If you walk through “Face It”, an exhibition at Studio Place Arts in Barre, you might feel like you’re being watched. No, not by surveillance cameras – by the artwork. But the faces look harmless enough, most of the time.
“Face It” is a large group exhibition of portraits – nearly 80 pieces by 35 artists. Most are two-dimensional; the rest, sculptures or other objects. Not all of their subjects look directly at the viewer; in fact, a few pieces have no discernible eyes. But the intensity of so many gazes gives the gallery an intimate, somewhat vulnerable side.
And, of course, the point of being there is to look back.
With so much artwork, the initial challenge is knowing where to direct your eyes first. But the large acrylic painting on the back wall, “Portrait #158” by Charles Lysogorsky, successfully claims attention. The close-up face of a man with distorted features, oversized glasses and salt-and-pepper hair is a little disturbing but also amusing. His caricatural face contrasts with the elegant portraits of Anne Young and August burns on one side and a unique piece sewn in relief and embroidered by Elizabeth Fram“The Woolgatherer”, on the other.
Agathe McQueston’s “Siouxsie” also incorporates stitching in a striking mixed-media portrait of a woman with red hair and hooded blue eyes. A stately hat and stole made from artificial leaves contribute to Siouxsie’s haughty, don’t mess with me attitude.
Evyenia Coufos went straight for the leaves – the real ones – for his remarkable collage, “Autumn Self-Portrait”. Creating one’s likeness from dried plant materials glued to a piece of drywall is a special type of invention. Its earthy assemblage resembles both human and spirit.

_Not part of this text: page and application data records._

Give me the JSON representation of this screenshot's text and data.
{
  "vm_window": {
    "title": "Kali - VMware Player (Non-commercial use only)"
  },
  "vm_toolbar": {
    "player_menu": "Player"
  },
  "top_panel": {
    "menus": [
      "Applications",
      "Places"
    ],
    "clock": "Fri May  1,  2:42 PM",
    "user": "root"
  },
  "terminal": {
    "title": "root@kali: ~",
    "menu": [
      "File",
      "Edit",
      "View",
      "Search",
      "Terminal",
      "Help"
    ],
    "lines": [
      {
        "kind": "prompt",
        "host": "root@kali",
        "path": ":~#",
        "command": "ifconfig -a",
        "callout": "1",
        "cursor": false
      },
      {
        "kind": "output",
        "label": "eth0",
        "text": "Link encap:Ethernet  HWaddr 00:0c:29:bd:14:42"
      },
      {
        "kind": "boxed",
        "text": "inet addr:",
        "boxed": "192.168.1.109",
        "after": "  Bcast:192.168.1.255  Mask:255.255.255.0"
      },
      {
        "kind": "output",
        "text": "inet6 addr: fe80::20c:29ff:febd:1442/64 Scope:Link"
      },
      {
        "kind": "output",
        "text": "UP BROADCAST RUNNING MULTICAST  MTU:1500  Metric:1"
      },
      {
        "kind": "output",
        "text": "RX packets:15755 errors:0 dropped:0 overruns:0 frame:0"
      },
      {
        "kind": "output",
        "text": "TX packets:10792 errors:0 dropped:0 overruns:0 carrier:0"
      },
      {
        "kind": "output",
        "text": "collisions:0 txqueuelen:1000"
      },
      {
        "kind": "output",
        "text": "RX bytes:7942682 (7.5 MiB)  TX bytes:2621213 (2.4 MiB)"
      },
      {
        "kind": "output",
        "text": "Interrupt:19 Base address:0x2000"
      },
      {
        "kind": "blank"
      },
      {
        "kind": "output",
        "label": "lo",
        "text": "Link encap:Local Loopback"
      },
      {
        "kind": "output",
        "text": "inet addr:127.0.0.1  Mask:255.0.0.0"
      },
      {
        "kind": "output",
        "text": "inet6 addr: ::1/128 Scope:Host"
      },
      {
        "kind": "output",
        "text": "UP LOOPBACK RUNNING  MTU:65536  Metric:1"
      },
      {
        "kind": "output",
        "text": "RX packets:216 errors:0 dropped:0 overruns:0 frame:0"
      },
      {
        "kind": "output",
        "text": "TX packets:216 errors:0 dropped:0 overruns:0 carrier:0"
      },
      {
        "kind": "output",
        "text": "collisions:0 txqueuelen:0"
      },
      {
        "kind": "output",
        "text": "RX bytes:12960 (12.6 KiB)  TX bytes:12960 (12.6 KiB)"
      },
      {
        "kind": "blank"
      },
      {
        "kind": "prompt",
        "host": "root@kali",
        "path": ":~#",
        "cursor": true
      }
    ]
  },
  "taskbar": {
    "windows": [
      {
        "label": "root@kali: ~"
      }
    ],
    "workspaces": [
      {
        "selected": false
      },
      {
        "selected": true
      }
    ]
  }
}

The variety of supports of the SPA salon contributes to its attractiveness. And, um, let’s face it, people-watching is irresistible, even if “people” are made of rocks, feathers, or clay. Moreover, the size and diversity of the exhibition has a democratizing effect – a curatorial approach that ensures that every visitor will find their favourites.
For this viewer, a few other pieces particularly stand out. First and foremost, realistic portraits, including self-portraits, of Burns, Young and Ed Epstein. Although their styles differ, these artists create masterful, nuanced and emotionally resonant paintings of the highest caliber.

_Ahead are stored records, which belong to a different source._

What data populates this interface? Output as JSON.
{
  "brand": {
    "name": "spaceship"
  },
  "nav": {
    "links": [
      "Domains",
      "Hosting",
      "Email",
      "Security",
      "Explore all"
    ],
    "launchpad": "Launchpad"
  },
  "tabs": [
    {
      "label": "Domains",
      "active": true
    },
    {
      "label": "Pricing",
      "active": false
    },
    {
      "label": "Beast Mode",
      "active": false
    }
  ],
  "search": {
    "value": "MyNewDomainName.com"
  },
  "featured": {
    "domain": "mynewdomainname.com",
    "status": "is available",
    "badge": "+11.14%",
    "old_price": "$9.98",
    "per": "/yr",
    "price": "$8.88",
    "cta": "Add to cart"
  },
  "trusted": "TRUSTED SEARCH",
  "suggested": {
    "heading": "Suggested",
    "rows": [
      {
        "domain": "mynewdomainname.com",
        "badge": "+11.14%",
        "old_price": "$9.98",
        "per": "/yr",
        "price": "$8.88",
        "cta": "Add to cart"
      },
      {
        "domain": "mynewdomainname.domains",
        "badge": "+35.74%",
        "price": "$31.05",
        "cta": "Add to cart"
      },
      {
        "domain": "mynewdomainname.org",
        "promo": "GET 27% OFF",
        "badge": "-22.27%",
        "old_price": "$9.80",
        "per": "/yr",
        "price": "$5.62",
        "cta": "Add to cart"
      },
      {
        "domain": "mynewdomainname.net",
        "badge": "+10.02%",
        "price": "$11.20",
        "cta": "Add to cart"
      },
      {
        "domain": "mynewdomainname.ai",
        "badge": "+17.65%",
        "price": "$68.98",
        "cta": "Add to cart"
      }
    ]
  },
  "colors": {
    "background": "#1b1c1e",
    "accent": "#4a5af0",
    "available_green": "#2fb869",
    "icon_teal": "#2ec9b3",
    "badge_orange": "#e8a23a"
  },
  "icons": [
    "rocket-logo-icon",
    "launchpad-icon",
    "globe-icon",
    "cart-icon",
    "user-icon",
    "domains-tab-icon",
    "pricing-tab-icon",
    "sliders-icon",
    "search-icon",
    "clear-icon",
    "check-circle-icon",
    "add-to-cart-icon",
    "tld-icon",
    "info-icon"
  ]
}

A simple chromogenic print entitled “Gaze”, by Tuyen My Nguyen, captivates with adorableness. Her close-up subject is a brown-eyed toddler of undetermined sex. Framed by dark, curly hair, the child’s face is both innocent and wise, pleading and a bit sad at the same time. The expression sounds like a plea – not for a cookie but for a world that makes sense.
Therese Celemin often paints eccentric figures in surreal colors, and “Twelve Women” is no exception. Here, a dozen pastel-hued female faces are stacked in a four-by-three grid, each a little spooky in its own way. Yet, somehow, the multiplication gives this composition a feminine side. Call it strength in numbers.

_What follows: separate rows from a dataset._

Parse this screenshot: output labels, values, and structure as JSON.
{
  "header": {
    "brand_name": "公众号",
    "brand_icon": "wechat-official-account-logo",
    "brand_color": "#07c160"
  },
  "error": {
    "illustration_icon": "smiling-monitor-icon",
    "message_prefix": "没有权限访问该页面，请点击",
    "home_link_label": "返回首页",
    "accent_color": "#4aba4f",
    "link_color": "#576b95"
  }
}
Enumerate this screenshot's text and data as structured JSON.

Goosebumps can be a virtue in the right hands. Among a group of solid clay works on pedestals, Susan H. Wilson“Voices” has an imposing presence. The oversized male head has heavy features, including rather demonic eyes. Wilson worked a dark matte medium into the sandstone, emphasizing the ominous physiognomy of his subject. Somewhat paradoxically, it also created a beautifully rich surface texture. But the most notable detail of this piece is an equally sinister “Mini-Me” head protruding from the top of the big head – possibly the source of the vocals. Yeah.
Provide comic relief, Will WoottonThe playful 3D “portraits” of are made up of river rocks and other found objects of various shapes and sizes. Think Mr. Potato Head created by the Flintstones.